Business intelligence has come a long way since Richard Millar Devens used it in the Cyclopædia of Commercial and Business Anecdotes in 1865. Devens referenced business intelligence in describing how a banker benefited from gathering and acting on information before the competition.
That definition isn’t far off from where things stand now. Though business intelligence has undergone several incarnations over the past few decades, it’s still about gathering and analyzing data to generate meaningful information and actionable conclusions.
Where is business intelligence headed? Let’s examine the trajectory below by going back to BI’s roots.
Business Intelligence of Recent, and Still-Current Memory
While BI was a well-known concept before the advent of computing, technology-enabled business intelligence to become science instead of an art. People with the know-how could suddenly turn data into business value.
The methods for storing and interacting with data changed over the years, as Dataversity notes, Decision Support Systems (DDS) was the first database management system. Some historians even say modern BI evolved from DSS.
To enhance DSS technology, online analytical processing (OLAP) was created to analyze data from several sources. Executive information systems (EIS) came next. EIS was a software focused on helping high-level executives and other management make decisions by providing streamlined access to up-to-date information.

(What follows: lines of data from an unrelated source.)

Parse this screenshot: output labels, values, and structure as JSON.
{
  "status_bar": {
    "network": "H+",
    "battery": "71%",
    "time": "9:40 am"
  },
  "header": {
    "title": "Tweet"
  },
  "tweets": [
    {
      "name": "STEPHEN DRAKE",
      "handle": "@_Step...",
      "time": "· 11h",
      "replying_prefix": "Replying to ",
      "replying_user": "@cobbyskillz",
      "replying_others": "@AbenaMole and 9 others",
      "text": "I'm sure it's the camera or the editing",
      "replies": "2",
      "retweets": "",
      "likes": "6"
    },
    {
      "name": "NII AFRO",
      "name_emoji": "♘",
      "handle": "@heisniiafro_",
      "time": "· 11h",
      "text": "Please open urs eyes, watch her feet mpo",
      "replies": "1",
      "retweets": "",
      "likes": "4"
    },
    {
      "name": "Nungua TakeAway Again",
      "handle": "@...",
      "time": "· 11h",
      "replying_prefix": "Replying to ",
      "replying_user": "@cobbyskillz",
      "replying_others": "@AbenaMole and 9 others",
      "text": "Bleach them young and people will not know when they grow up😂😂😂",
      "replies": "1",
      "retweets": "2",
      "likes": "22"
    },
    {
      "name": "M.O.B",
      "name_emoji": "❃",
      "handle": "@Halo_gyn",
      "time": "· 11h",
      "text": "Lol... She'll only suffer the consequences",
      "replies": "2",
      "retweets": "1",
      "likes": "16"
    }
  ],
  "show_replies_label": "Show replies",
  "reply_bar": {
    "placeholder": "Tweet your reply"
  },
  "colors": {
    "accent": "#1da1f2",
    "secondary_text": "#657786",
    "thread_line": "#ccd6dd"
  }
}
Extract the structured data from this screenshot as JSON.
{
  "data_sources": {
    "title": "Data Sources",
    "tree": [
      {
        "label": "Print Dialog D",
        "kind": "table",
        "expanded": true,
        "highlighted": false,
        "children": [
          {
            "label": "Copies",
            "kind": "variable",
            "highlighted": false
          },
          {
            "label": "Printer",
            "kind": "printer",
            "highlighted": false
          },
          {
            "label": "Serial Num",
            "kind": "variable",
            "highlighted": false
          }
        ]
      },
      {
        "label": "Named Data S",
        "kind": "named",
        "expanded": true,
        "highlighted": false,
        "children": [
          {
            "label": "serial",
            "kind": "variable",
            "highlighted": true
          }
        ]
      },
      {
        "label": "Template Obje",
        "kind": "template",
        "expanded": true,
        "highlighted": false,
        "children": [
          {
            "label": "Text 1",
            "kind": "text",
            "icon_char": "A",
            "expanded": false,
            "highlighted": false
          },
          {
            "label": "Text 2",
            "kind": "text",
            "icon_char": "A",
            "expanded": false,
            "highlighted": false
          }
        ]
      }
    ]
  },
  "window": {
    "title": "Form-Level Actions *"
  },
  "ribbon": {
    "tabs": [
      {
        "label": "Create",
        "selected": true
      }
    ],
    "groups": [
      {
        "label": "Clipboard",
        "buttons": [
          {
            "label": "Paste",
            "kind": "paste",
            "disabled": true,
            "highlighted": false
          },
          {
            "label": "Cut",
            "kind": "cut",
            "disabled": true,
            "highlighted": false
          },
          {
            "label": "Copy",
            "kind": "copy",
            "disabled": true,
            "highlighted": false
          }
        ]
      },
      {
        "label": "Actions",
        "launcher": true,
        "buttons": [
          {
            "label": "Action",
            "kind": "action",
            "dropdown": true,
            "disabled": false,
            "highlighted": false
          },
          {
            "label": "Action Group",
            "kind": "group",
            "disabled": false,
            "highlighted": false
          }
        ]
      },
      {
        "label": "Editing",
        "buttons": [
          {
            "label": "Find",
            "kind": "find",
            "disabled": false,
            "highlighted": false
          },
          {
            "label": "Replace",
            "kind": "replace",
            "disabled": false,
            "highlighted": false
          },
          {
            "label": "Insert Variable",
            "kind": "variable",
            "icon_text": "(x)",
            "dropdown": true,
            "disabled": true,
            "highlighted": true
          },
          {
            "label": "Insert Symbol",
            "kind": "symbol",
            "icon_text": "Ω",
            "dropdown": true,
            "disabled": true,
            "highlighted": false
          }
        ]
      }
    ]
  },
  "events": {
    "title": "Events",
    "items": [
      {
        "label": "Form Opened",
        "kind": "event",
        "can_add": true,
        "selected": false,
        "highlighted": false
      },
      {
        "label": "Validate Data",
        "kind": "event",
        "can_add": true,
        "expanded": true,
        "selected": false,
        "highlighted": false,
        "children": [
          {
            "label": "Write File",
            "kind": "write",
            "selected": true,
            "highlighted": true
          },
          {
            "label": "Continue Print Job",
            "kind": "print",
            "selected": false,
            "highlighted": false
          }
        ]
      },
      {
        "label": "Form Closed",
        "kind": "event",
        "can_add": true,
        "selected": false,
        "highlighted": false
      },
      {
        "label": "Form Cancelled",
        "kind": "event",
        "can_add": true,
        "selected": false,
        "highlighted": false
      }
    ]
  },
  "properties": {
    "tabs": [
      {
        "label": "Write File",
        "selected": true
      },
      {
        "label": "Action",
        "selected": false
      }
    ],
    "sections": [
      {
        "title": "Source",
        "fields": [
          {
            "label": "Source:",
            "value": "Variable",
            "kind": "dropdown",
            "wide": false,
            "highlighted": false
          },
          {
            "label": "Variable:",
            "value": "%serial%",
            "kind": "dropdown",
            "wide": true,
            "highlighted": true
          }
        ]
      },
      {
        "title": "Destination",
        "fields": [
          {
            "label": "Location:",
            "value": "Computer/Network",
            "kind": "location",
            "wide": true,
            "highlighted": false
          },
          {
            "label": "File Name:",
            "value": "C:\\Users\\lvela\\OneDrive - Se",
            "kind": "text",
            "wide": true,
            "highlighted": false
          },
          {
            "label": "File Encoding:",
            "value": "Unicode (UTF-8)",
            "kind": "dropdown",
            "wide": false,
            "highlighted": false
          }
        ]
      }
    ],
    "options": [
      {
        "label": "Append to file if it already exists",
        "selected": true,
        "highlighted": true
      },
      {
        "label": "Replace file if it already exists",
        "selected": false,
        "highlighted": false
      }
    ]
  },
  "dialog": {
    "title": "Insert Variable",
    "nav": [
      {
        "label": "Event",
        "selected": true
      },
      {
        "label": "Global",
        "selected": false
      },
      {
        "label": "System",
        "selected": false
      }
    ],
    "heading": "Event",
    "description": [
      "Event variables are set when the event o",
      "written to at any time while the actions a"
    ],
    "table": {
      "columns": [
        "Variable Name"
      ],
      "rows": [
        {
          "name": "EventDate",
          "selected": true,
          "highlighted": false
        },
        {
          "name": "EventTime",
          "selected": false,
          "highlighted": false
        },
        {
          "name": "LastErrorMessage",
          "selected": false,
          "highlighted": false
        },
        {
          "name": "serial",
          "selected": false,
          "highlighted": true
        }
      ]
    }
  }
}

Yet it was less helpful in reality than theory and its usage declined.
Data warehouses came about in the 80s, allowing businesses to store their information in one place instead of silos for the first time. At the time, data warehousing was a significant improvement in terms of redundancy as it reduced the time it took to access data. Around the same time, the concept of BI as a way of producing regular data reports in a visually coherent way began gaining steam. The tools developed reflected this goal.
Around the turn of the century, business intelligence services introduced simpler tools with the intention of making each user more self-sufficient when looking for insights. This is more or less where things stand in the present day, except for that whole big data transition.
Business Intelligence of Today and Tomorrow
The passage into big data happened so seamlessly that it’s surreal to think about how much data is being generated every second around the world from a growing number of sources, by an increasing number of users.
This pace of creation has rendered a lot of BI technologies obsolete, particularly ones light on cutting-edge analytics solutions and next-generation product software architecture.
Cutting-edge analytics methods include predictive, prescriptive, descriptive, diagnostic, and streaming analytics, but more importantly, it leverages artificial intelligence and machine learning to automate analytics tasks, make insights more accurate, personalize them to the user, and serve them faster.
On the architecture side, companies like ThoughtSpot are reshaping how BI architecture is built, incorporating search, automated insights, ease of use, scale and enterprise governance in one tool.
Other aspects of tomorrow’s BI technology are the secure sharing of insights to partners and suppliers, multi-cloud tools, enhanced data quality management, and features that facilitate BI collaboration.
These things have already come to fruition in some capacity, but as we’ve seen with BI’s own trajectory and evolution, a lot of room for growth exists.